Work required: Copy out the entries that follow exactly, leaving out the pictures.

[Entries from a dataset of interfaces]
========================
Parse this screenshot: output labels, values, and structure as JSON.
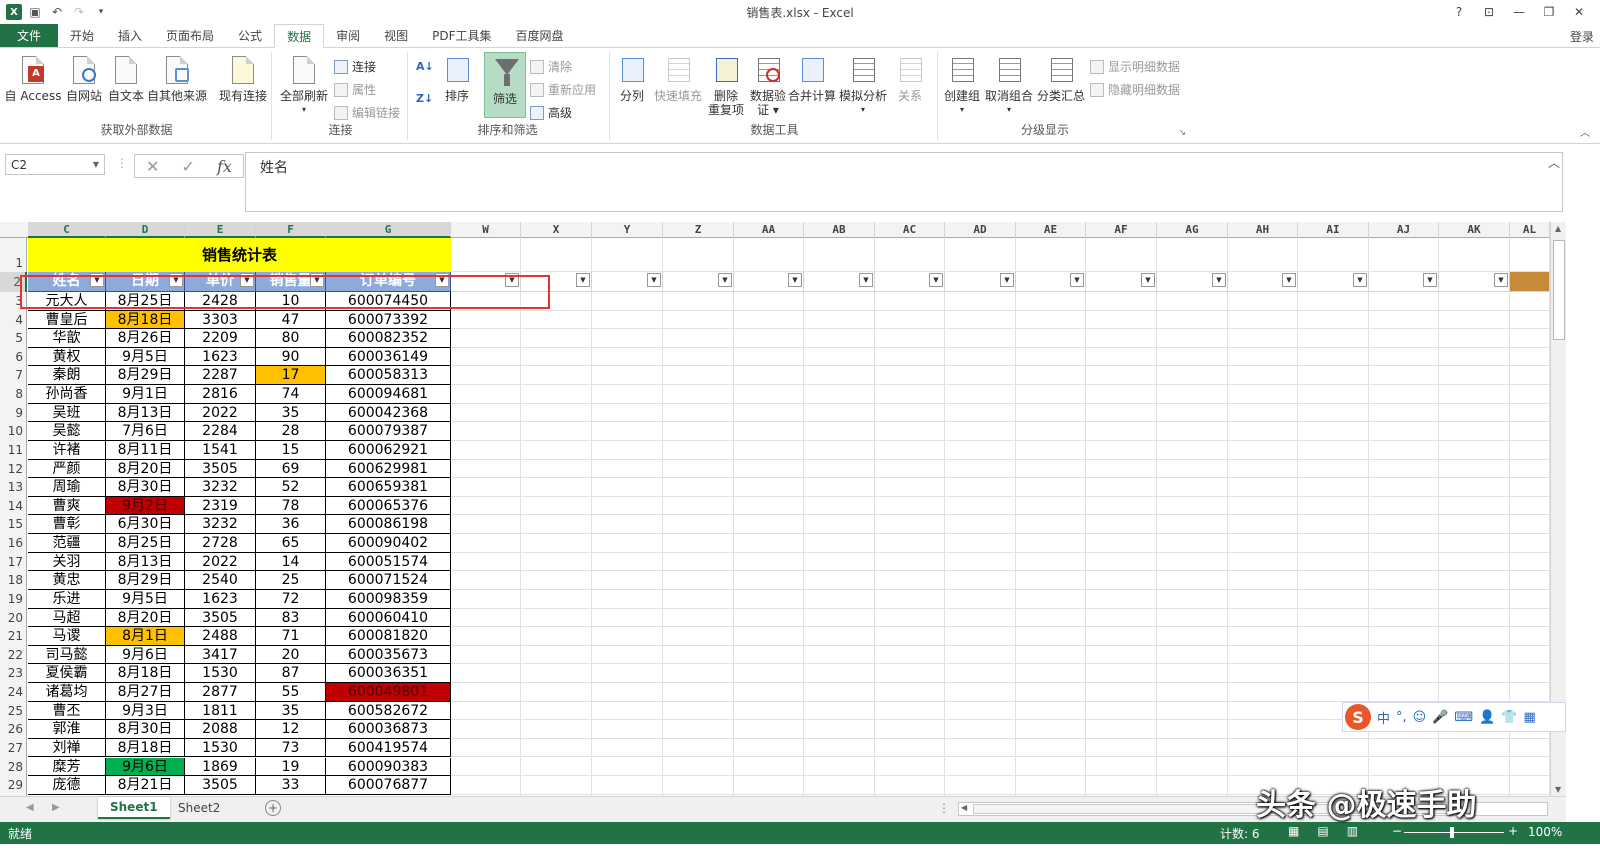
{
  "window": {
    "title": "销售表.xlsx - Excel",
    "help": "?",
    "login": "登录"
  },
  "tabs": [
    "文件",
    "开始",
    "插入",
    "页面布局",
    "公式",
    "数据",
    "审阅",
    "视图",
    "PDF工具集",
    "百度网盘"
  ],
  "ribbon": {
    "groups": {
      "external": "获取外部数据",
      "connections": "连接",
      "sort_filter": "排序和筛选",
      "data_tools": "数据工具",
      "outline": "分级显示"
    },
    "buttons": {
      "from_access": "自 Access",
      "from_web": "自网站",
      "from_text": "自文本",
      "from_other": "自其他来源",
      "existing": "现有连接",
      "refresh_all": "全部刷新",
      "connections": "连接",
      "properties": "属性",
      "edit_links": "编辑链接",
      "sort": "排序",
      "filter": "筛选",
      "clear": "清除",
      "reapply": "重新应用",
      "advanced": "高级",
      "text_to_cols": "分列",
      "flash_fill": "快速填充",
      "remove_dup_1": "删除",
      "remove_dup_2": "重复项",
      "validation_1": "数据验",
      "validation_2": "证 ▾",
      "consolidate": "合并计算",
      "what_if": "模拟分析",
      "relations": "关系",
      "group": "创建组",
      "ungroup": "取消组合",
      "subtotal": "分类汇总",
      "show_detail": "显示明细数据",
      "hide_detail": "隐藏明细数据"
    }
  },
  "formula_bar": {
    "name_box": "C2",
    "content": "姓名",
    "fx": "fx"
  },
  "columns": [
    {
      "id": "C",
      "w": 78
    },
    {
      "id": "D",
      "w": 79
    },
    {
      "id": "E",
      "w": 71
    },
    {
      "id": "F",
      "w": 70
    },
    {
      "id": "G",
      "w": 125
    },
    {
      "id": "W",
      "w": 70
    },
    {
      "id": "X",
      "w": 71
    },
    {
      "id": "Y",
      "w": 71
    },
    {
      "id": "Z",
      "w": 71
    },
    {
      "id": "AA",
      "w": 70
    },
    {
      "id": "AB",
      "w": 71
    },
    {
      "id": "AC",
      "w": 70
    },
    {
      "id": "AD",
      "w": 71
    },
    {
      "id": "AE",
      "w": 70
    },
    {
      "id": "AF",
      "w": 71
    },
    {
      "id": "AG",
      "w": 71
    },
    {
      "id": "AH",
      "w": 70
    },
    {
      "id": "AI",
      "w": 71
    },
    {
      "id": "AJ",
      "w": 70
    },
    {
      "id": "AK",
      "w": 71
    },
    {
      "id": "AL",
      "w": 40
    }
  ],
  "sheet": {
    "title": "销售统计表",
    "headers": [
      "姓名",
      "日期",
      "单价",
      "销售量",
      "订单编号"
    ],
    "rows": [
      [
        "元大人",
        "8月25日",
        "2428",
        "10",
        "600074450"
      ],
      [
        "曹皇后",
        "8月18日",
        "3303",
        "47",
        "600073392"
      ],
      [
        "华歆",
        "8月26日",
        "2209",
        "80",
        "600082352"
      ],
      [
        "黄权",
        "9月5日",
        "1623",
        "90",
        "600036149"
      ],
      [
        "秦朗",
        "8月29日",
        "2287",
        "17",
        "600058313"
      ],
      [
        "孙尚香",
        "9月1日",
        "2816",
        "74",
        "600094681"
      ],
      [
        "吴班",
        "8月13日",
        "2022",
        "35",
        "600042368"
      ],
      [
        "吴懿",
        "7月6日",
        "2284",
        "28",
        "600079387"
      ],
      [
        "许褚",
        "8月11日",
        "1541",
        "15",
        "600062921"
      ],
      [
        "严颜",
        "8月20日",
        "3505",
        "69",
        "600629981"
      ],
      [
        "周瑜",
        "8月30日",
        "3232",
        "52",
        "600659381"
      ],
      [
        "曹爽",
        "9月2日",
        "2319",
        "78",
        "600065376"
      ],
      [
        "曹彰",
        "6月30日",
        "3232",
        "36",
        "600086198"
      ],
      [
        "范疆",
        "8月25日",
        "2728",
        "65",
        "600090402"
      ],
      [
        "关羽",
        "8月13日",
        "2022",
        "14",
        "600051574"
      ],
      [
        "黄忠",
        "8月29日",
        "2540",
        "25",
        "600071524"
      ],
      [
        "乐进",
        "9月5日",
        "1623",
        "72",
        "600098359"
      ],
      [
        "马超",
        "8月20日",
        "3505",
        "83",
        "600060410"
      ],
      [
        "马谡",
        "8月1日",
        "2488",
        "71",
        "600081820"
      ],
      [
        "司马懿",
        "9月6日",
        "3417",
        "20",
        "600035673"
      ],
      [
        "夏侯霸",
        "8月18日",
        "1530",
        "87",
        "600036351"
      ],
      [
        "诸葛均",
        "8月27日",
        "2877",
        "55",
        "600049801"
      ],
      [
        "曹丕",
        "9月3日",
        "1811",
        "35",
        "600582672"
      ],
      [
        "郭淮",
        "8月30日",
        "2088",
        "12",
        "600036873"
      ],
      [
        "刘禅",
        "8月18日",
        "1530",
        "73",
        "600419574"
      ],
      [
        "糜芳",
        "9月6日",
        "1869",
        "19",
        "600090383"
      ],
      [
        "庞德",
        "8月21日",
        "3505",
        "33",
        "600076877"
      ]
    ],
    "highlights": [
      {
        "row": 1,
        "col": 1,
        "color": "#ffc000"
      },
      {
        "row": 4,
        "col": 3,
        "color": "#ffc000"
      },
      {
        "row": 11,
        "col": 1,
        "color": "#c00000"
      },
      {
        "row": 18,
        "col": 1,
        "color": "#ffc000"
      },
      {
        "row": 21,
        "col": 4,
        "color": "#c00000"
      },
      {
        "row": 25,
        "col": 1,
        "color": "#00b050"
      }
    ]
  },
  "sheet_tabs": [
    "Sheet1",
    "Sheet2"
  ],
  "status": {
    "ready": "就绪",
    "count": "计数: 6",
    "zoom": "100%"
  },
  "watermark": "头条 @极速手助",
  "ime": {
    "cn": "中"
  }
}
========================
Answer:
Parse this screenshot: output labels, values, and structure as JSON.
{
  "window": {
    "title": "销售表.xlsx - Excel",
    "help": "?",
    "login": "登录"
  },
  "tabs": [
    "文件",
    "开始",
    "插入",
    "页面布局",
    "公式",
    "数据",
    "审阅",
    "视图",
    "PDF工具集",
    "百度网盘"
  ],
  "ribbon": {
    "groups": {
      "external": "获取外部数据",
      "connections": "连接",
      "sort_filter": "排序和筛选",
      "data_tools": "数据工具",
      "outline": "分级显示"
    },
    "buttons": {
      "from_access": "自 Access",
      "from_web": "自网站",
      "from_text": "自文本",
      "from_other": "自其他来源",
      "existing": "现有连接",
      "refresh_all": "全部刷新",
      "connections": "连接",
      "properties": "属性",
      "edit_links": "编辑链接",
      "sort": "排序",
      "filter": "筛选",
      "clear": "清除",
      "reapply": "重新应用",
      "advanced": "高级",
      "text_to_cols": "分列",
      "flash_fill": "快速填充",
      "remove_dup_1": "删除",
      "remove_dup_2": "重复项",
      "validation_1": "数据验",
      "validation_2": "证 ▾",
      "consolidate": "合并计算",
      "what_if": "模拟分析",
      "relations": "关系",
      "group": "创建组",
      "ungroup": "取消组合",
      "subtotal": "分类汇总",
      "show_detail": "显示明细数据",
      "hide_detail": "隐藏明细数据"
    }
  },
  "formula_bar": {
    "name_box": "C2",
    "content": "姓名",
    "fx": "fx"
  },
  "columns": [
    {
      "id": "C",
      "w": 78
    },
    {
      "id": "D",
      "w": 79
    },
    {
      "id": "E",
      "w": 71
    },
    {
      "id": "F",
      "w": 70
    },
    {
      "id": "G",
      "w": 125
    },
    {
      "id": "W",
      "w": 70
    },
    {
      "id": "X",
      "w": 71
    },
    {
      "id": "Y",
      "w": 71
    },
    {
      "id": "Z",
      "w": 71
    },
    {
      "id": "AA",
      "w": 70
    },
    {
      "id": "AB",
      "w": 71
    },
    {
      "id": "AC",
      "w": 70
    },
    {
      "id": "AD",
      "w": 71
    },
    {
      "id": "AE",
      "w": 70
    },
    {
      "id": "AF",
      "w": 71
    },
    {
      "id": "AG",
      "w": 71
    },
    {
      "id": "AH",
      "w": 70
    },
    {
      "id": "AI",
      "w": 71
    },
    {
      "id": "AJ",
      "w": 70
    },
    {
      "id": "AK",
      "w": 71
    },
    {
      "id": "AL",
      "w": 40
    }
  ],
  "sheet": {
    "title": "销售统计表",
    "headers": [
      "姓名",
      "日期",
      "单价",
      "销售量",
      "订单编号"
    ],
    "rows": [
      [
        "元大人",
        "8月25日",
        "2428",
        "10",
        "600074450"
      ],
      [
        "曹皇后",
        "8月18日",
        "3303",
        "47",
        "600073392"
      ],
      [
        "华歆",
        "8月26日",
        "2209",
        "80",
        "600082352"
      ],
      [
        "黄权",
        "9月5日",
        "1623",
        "90",
        "600036149"
      ],
      [
        "秦朗",
        "8月29日",
        "2287",
        "17",
        "600058313"
      ],
      [
        "孙尚香",
        "9月1日",
        "2816",
        "74",
        "600094681"
      ],
      [
        "吴班",
        "8月13日",
        "2022",
        "35",
        "600042368"
      ],
      [
        "吴懿",
        "7月6日",
        "2284",
        "28",
        "600079387"
      ],
      [
        "许褚",
        "8月11日",
        "1541",
        "15",
        "600062921"
      ],
      [
        "严颜",
        "8月20日",
        "3505",
        "69",
        "600629981"
      ],
      [
        "周瑜",
        "8月30日",
        "3232",
        "52",
        "600659381"
      ],
      [
        "曹爽",
        "9月2日",
        "2319",
        "78",
        "600065376"
      ],
      [
        "曹彰",
        "6月30日",
        "3232",
        "36",
        "600086198"
      ],
      [
        "范疆",
        "8月25日",
        "2728",
        "65",
        "600090402"
      ],
      [
        "关羽",
        "8月13日",
        "2022",
        "14",
        "600051574"
      ],
      [
        "黄忠",
        "8月29日",
        "2540",
        "25",
        "600071524"
      ],
      [
        "乐进",
        "9月5日",
        "1623",
        "72",
        "600098359"
      ],
      [
        "马超",
        "8月20日",
        "3505",
        "83",
        "600060410"
      ],
      [
        "马谡",
        "8月1日",
        "2488",
        "71",
        "600081820"
      ],
      [
        "司马懿",
        "9月6日",
        "3417",
        "20",
        "600035673"
      ],
      [
        "夏侯霸",
        "8月18日",
        "1530",
        "87",
        "600036351"
      ],
      [
        "诸葛均",
        "8月27日",
        "2877",
        "55",
        "600049801"
      ],
      [
        "曹丕",
        "9月3日",
        "1811",
        "35",
        "600582672"
      ],
      [
        "郭淮",
        "8月30日",
        "2088",
        "12",
        "600036873"
      ],
      [
        "刘禅",
        "8月18日",
        "1530",
        "73",
        "600419574"
      ],
      [
        "糜芳",
        "9月6日",
        "1869",
        "19",
        "600090383"
      ],
      [
        "庞德",
        "8月21日",
        "3505",
        "33",
        "600076877"
      ]
    ],
    "highlights": [
      {
        "row": 1,
        "col": 1,
        "color": "#ffc000"
      },
      {
        "row": 4,
        "col": 3,
        "color": "#ffc000"
      },
      {
        "row": 11,
        "col": 1,
        "color": "#c00000"
      },
      {
        "row": 18,
        "col": 1,
        "color": "#ffc000"
      },
      {
        "row": 21,
        "col": 4,
        "color": "#c00000"
      },
      {
        "row": 25,
        "col": 1,
        "color": "#00b050"
      }
    ]
  },
  "sheet_tabs": [
    "Sheet1",
    "Sheet2"
  ],
  "status": {
    "ready": "就绪",
    "count": "计数: 6",
    "zoom": "100%"
  },
  "watermark": "头条 @极速手助",
  "ime": {
    "cn": "中"
  }
}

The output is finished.